- Task instructions:
Read through the data, and wherever a line holds the word "ffffff", write that line out.

--------------------

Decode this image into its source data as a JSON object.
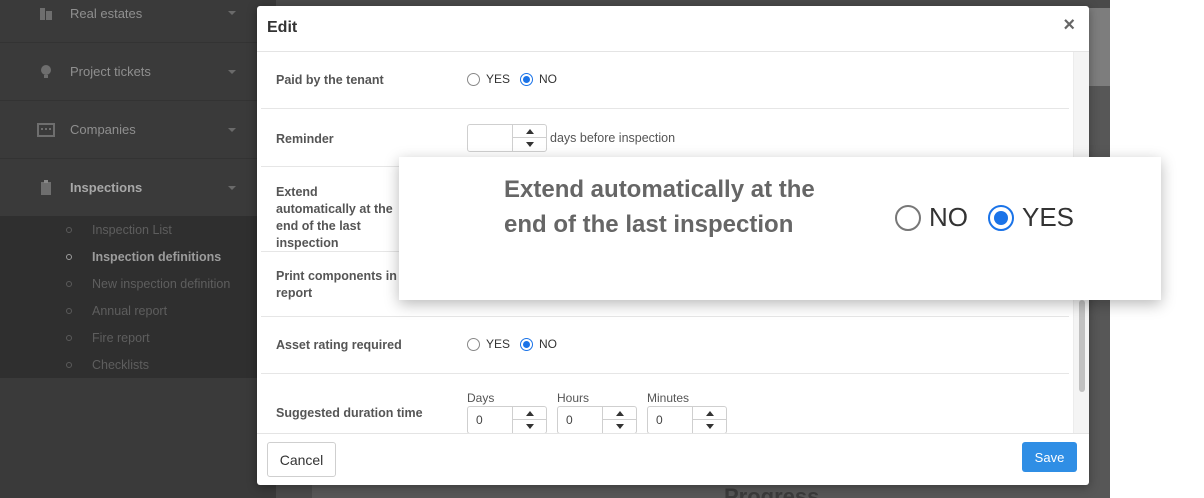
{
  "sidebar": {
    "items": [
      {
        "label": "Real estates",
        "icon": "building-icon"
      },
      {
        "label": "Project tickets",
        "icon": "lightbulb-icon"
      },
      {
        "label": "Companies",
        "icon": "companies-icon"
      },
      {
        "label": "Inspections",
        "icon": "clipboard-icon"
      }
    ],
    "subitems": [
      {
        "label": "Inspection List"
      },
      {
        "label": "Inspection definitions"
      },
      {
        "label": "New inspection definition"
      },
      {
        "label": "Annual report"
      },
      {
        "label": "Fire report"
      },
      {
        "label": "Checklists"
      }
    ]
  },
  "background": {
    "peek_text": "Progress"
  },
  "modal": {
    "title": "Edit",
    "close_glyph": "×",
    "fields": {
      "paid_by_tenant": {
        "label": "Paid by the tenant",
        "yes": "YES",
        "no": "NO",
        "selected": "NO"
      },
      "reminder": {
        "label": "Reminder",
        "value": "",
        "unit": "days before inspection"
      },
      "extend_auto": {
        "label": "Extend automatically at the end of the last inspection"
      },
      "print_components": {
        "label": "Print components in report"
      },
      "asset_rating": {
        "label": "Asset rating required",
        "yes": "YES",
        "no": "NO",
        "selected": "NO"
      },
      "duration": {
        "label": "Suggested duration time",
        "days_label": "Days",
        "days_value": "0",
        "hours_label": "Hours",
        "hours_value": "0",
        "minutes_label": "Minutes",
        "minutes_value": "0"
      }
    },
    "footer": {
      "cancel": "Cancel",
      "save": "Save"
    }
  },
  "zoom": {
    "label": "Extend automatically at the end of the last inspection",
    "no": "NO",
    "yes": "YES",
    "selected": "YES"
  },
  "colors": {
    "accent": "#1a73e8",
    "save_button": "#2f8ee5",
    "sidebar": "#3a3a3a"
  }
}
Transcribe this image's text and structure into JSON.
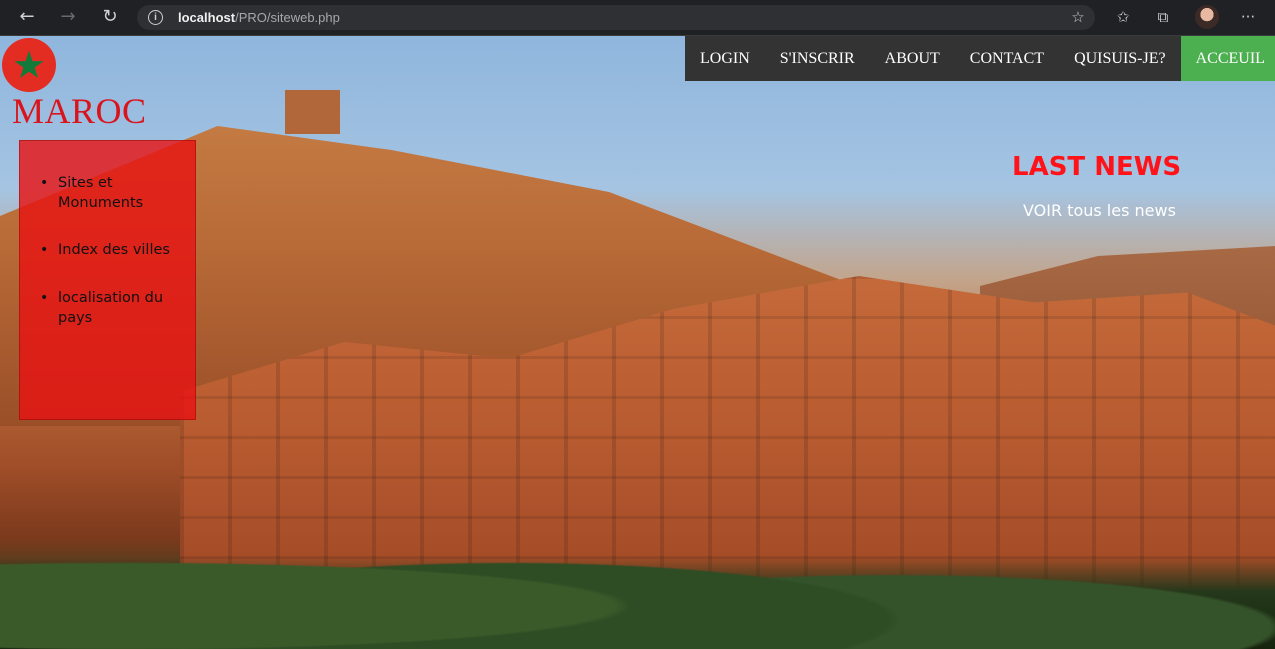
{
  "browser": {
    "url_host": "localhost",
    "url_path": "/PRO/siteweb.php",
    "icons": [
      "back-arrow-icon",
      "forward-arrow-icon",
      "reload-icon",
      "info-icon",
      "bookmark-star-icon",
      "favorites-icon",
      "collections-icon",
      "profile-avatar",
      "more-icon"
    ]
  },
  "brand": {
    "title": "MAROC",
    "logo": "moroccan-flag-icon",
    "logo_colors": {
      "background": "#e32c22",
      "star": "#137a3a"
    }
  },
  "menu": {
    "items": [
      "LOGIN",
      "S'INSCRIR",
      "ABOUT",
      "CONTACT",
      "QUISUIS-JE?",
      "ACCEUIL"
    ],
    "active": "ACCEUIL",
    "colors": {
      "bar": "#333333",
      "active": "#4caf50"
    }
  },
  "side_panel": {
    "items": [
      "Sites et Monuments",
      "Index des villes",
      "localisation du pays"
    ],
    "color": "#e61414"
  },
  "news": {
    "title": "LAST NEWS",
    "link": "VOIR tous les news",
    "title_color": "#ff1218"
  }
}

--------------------

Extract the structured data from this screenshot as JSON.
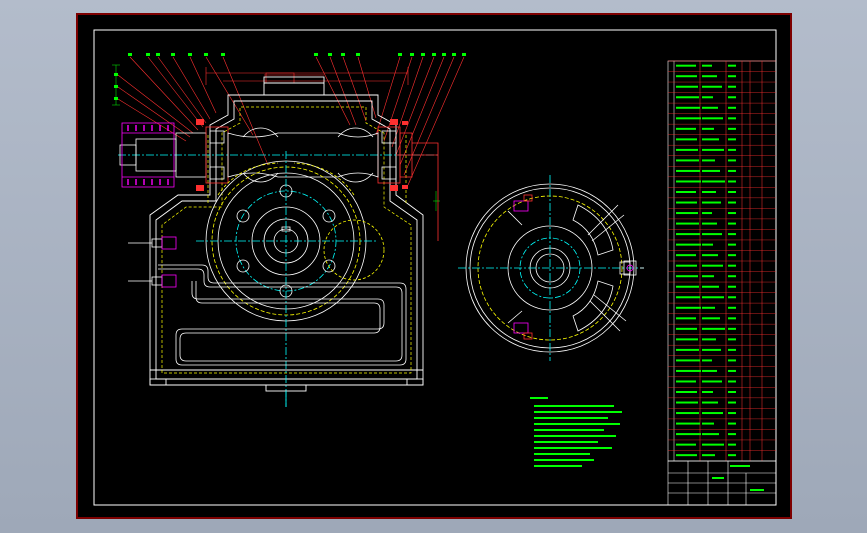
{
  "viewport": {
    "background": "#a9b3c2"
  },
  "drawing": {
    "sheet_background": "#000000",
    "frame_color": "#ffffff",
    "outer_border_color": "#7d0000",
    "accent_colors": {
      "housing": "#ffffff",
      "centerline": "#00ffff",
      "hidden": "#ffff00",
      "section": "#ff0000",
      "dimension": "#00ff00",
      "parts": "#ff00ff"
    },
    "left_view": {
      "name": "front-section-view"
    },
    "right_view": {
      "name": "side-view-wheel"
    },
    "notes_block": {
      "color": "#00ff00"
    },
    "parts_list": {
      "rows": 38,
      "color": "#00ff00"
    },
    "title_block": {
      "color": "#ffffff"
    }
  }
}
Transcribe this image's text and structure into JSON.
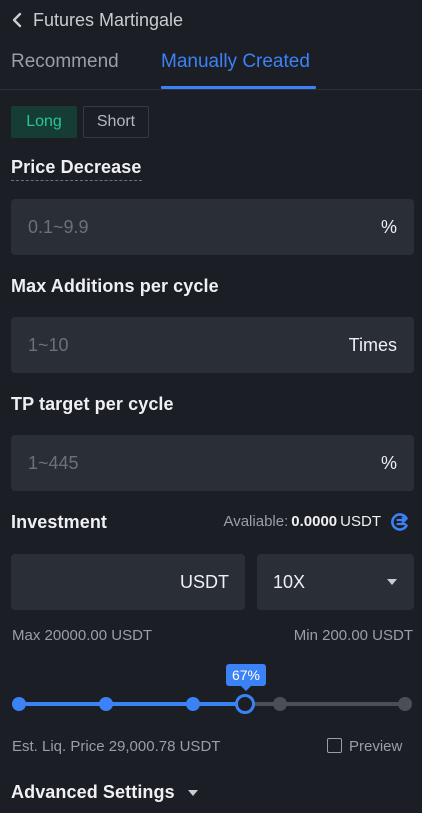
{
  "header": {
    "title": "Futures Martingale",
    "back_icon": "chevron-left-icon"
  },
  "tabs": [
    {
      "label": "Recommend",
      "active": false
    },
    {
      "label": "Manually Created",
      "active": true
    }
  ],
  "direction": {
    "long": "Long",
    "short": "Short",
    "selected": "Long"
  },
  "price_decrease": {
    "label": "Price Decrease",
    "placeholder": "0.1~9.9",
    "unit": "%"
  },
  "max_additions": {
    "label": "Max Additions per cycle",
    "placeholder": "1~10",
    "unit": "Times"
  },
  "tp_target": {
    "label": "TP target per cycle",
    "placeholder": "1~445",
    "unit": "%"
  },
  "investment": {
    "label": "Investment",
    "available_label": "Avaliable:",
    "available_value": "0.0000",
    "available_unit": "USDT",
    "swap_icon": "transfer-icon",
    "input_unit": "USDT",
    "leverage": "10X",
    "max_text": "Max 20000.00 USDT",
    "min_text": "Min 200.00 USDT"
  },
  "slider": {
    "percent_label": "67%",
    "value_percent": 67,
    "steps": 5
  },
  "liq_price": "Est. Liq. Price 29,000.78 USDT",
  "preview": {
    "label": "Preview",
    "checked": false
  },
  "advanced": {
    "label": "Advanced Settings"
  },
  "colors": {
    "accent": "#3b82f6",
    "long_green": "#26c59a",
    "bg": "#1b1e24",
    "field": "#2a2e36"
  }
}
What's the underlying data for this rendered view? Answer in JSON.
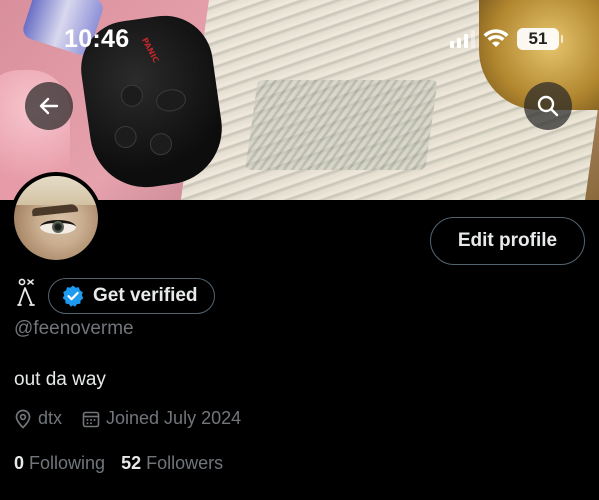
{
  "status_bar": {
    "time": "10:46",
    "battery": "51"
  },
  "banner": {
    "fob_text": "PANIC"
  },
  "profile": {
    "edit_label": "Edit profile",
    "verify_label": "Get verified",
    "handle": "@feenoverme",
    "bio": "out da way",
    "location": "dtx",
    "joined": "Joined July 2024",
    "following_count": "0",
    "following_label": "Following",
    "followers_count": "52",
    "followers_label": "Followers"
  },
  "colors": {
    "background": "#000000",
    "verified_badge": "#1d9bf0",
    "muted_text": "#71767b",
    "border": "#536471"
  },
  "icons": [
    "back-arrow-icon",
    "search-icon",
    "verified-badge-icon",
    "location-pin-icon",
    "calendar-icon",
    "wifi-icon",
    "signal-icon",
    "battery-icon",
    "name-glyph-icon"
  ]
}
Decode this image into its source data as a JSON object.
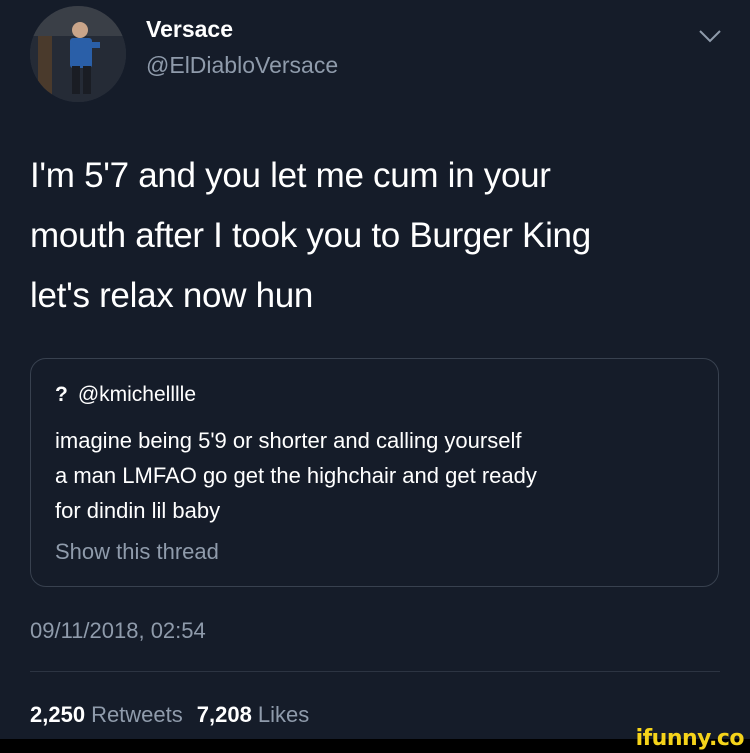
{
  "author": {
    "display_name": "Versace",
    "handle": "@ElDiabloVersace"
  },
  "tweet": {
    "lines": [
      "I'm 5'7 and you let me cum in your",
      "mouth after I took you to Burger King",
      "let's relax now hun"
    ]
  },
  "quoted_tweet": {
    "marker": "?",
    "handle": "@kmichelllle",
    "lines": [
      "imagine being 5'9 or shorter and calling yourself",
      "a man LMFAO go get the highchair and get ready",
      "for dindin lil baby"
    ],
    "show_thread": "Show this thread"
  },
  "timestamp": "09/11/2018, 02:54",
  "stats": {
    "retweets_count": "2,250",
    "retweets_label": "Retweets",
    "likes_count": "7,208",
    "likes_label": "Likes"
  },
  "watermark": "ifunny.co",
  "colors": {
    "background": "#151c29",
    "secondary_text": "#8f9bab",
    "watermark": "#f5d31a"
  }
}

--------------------

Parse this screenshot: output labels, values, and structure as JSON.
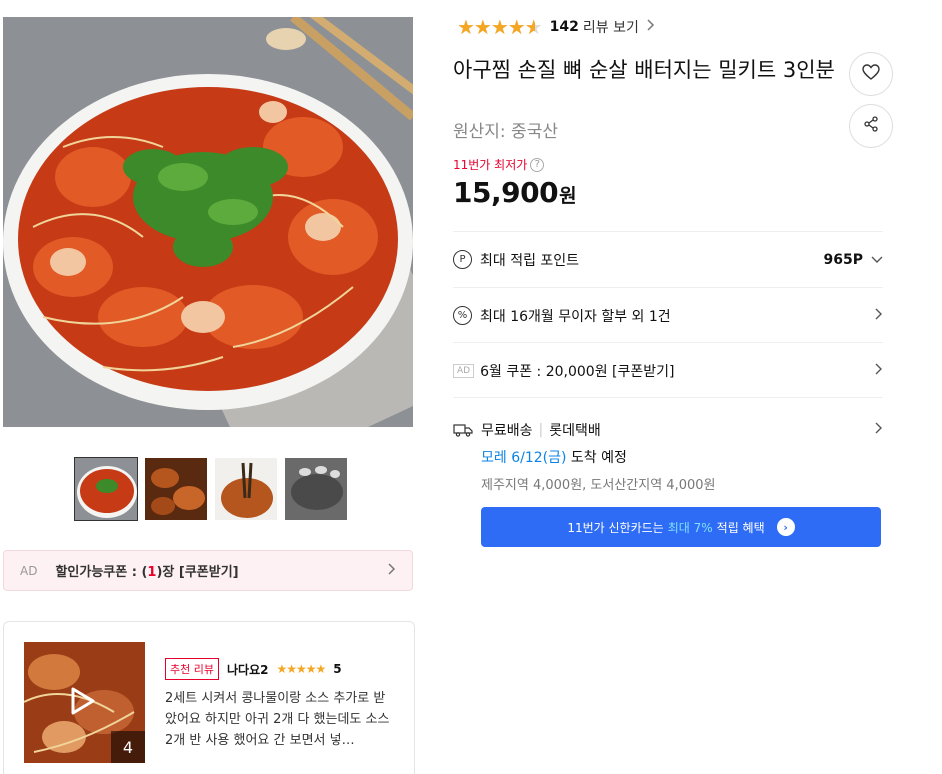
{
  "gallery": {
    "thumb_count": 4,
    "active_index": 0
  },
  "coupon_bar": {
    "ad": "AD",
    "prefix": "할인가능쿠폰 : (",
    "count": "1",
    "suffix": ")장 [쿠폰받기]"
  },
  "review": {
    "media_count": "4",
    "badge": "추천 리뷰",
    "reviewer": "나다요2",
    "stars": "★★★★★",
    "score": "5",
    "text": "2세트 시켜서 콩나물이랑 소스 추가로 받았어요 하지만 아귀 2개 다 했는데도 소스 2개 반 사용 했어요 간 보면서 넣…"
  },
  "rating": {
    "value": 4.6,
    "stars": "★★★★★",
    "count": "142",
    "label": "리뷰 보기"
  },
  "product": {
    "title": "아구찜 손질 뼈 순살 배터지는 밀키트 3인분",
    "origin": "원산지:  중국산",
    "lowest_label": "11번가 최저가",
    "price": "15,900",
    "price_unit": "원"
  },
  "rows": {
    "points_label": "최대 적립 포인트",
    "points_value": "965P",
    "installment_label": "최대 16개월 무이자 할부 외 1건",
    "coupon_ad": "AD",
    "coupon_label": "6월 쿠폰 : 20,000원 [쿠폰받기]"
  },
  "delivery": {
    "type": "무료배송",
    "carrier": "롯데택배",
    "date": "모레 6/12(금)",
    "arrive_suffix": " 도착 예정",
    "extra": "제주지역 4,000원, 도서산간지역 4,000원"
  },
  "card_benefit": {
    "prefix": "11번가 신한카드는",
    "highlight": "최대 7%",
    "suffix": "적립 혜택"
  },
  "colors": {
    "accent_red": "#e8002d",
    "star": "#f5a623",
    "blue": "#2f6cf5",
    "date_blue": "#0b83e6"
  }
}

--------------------

- Reply:
    "frame_color": "#ffffff",
      "housing": "#ffffff",
      "color": "#ffffff"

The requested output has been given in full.